The difference between a Company and a Country is that the same rules do not apply to insolvency. The UK, US, Japan and numerous European Countries have budget deficits of eye watering proportions, they would be insolvent as companies but continue to function and be deemed credit worthy for additional borrowing because the above countries (except the Euro contingent) own a get out of jail free card, a printing press.
A Country with its own printing press can create new money effectively to whatever amount it chooses so it cannot default on its debts, although it can all but destroy the value of its currency.
The situation many countries find themselves in is that their expenditures far exceed their annual incomes, year on year. This imbalance adds to the debt ratio which is becoming dangerously high and unmanageable.
The question going forward is what to do.
- Lie and deny – Greece
- Reduce expenditure – UK
- Engage in political standoff – tax more or cut costs – US
- Do nothing – Japan
The message the markets delivered in 2011 is that ultimately even for countries “The Balance Sheet Matters”.
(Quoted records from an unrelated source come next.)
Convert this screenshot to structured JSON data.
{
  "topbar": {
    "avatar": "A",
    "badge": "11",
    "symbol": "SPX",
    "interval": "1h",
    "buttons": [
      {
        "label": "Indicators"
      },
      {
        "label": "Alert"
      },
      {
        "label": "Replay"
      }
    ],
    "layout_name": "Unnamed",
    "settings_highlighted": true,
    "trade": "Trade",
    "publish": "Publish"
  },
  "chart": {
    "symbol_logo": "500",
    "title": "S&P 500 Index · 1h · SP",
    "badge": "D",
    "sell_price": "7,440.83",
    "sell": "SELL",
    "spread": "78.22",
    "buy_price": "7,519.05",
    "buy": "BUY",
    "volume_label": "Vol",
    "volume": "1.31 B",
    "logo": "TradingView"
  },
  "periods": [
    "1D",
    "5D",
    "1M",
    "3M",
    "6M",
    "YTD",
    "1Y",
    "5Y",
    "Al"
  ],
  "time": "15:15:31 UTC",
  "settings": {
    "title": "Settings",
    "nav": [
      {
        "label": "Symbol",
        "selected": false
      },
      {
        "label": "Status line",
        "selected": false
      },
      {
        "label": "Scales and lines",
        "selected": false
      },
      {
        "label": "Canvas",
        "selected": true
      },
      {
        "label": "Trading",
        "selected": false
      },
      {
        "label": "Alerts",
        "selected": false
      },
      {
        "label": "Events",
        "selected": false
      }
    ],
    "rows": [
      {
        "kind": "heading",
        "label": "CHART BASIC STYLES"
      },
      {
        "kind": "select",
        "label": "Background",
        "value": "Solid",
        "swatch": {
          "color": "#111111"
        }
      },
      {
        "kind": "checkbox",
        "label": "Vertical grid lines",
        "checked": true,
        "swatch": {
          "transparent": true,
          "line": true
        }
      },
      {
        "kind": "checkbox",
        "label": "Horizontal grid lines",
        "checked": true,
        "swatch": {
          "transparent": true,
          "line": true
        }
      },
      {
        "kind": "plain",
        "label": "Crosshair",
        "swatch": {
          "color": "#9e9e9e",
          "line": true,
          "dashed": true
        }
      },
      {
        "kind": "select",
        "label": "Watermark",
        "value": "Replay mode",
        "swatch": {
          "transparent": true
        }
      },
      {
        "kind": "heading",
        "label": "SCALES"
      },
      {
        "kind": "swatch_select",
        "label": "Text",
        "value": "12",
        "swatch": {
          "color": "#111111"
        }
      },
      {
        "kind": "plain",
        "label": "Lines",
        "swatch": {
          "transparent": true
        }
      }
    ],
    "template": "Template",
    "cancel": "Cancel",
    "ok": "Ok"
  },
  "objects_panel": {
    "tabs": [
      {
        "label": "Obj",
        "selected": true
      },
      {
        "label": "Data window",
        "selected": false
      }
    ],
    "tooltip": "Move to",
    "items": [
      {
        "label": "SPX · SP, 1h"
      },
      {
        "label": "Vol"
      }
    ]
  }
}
NOTE: This is written in a personal capacity and reflects the view of the author. It does not necessarily reflect the view of LWM Consultants. The post has been checked and approved to ensure that it is both accurate and not misleading. However, this is a blog and the reader should accept that by its very nature many of the points are subjective and opinions of the author. This is not a recommendation to buy any product or service including any share or fund mentioned. Individuals wishing to buy any product or service as a result of this blog must seek advice or carry out their own research before making any decision, the author will not be held liable for decisions made as a result of this blog (particularly where no advice has been sought). Investors should also note that past performance is not a guide to future performance and investments can fall as well as rise.